• _DATASET RECORDS_:
↓↓↓

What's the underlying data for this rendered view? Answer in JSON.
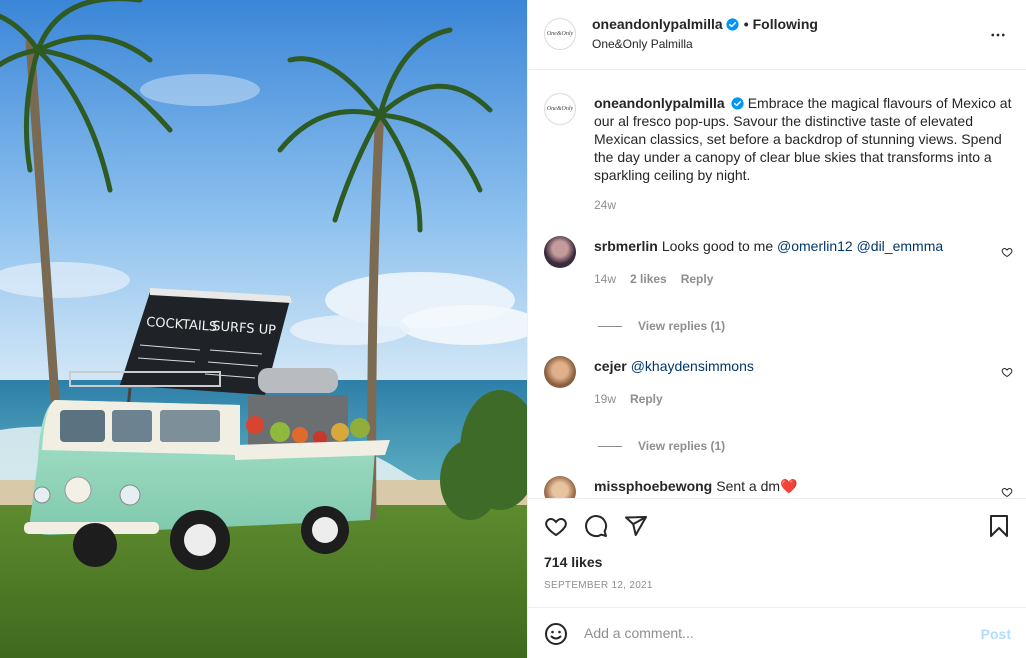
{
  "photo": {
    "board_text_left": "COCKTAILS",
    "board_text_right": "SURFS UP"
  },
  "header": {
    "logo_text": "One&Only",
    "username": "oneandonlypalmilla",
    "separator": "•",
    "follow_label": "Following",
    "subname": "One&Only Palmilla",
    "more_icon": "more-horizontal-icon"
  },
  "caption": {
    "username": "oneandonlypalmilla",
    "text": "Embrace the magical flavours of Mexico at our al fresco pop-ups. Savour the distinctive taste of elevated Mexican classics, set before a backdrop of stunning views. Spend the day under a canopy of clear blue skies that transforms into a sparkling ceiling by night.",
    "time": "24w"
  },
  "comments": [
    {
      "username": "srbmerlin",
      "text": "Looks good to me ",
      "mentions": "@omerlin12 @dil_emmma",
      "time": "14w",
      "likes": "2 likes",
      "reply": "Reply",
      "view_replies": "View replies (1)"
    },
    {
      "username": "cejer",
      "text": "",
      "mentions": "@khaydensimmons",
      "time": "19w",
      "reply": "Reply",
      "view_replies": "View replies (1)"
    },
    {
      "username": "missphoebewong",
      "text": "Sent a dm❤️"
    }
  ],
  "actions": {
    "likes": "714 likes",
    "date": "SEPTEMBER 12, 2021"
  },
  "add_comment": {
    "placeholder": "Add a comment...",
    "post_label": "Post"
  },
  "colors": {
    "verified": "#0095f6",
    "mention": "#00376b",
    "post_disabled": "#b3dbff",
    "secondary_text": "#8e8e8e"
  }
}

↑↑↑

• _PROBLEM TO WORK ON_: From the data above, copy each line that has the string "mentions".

• _RESULT OF THIS TASK_:
      "mentions": "@omerlin12 @dil_emmma",
      "mentions": "@khaydensimmons",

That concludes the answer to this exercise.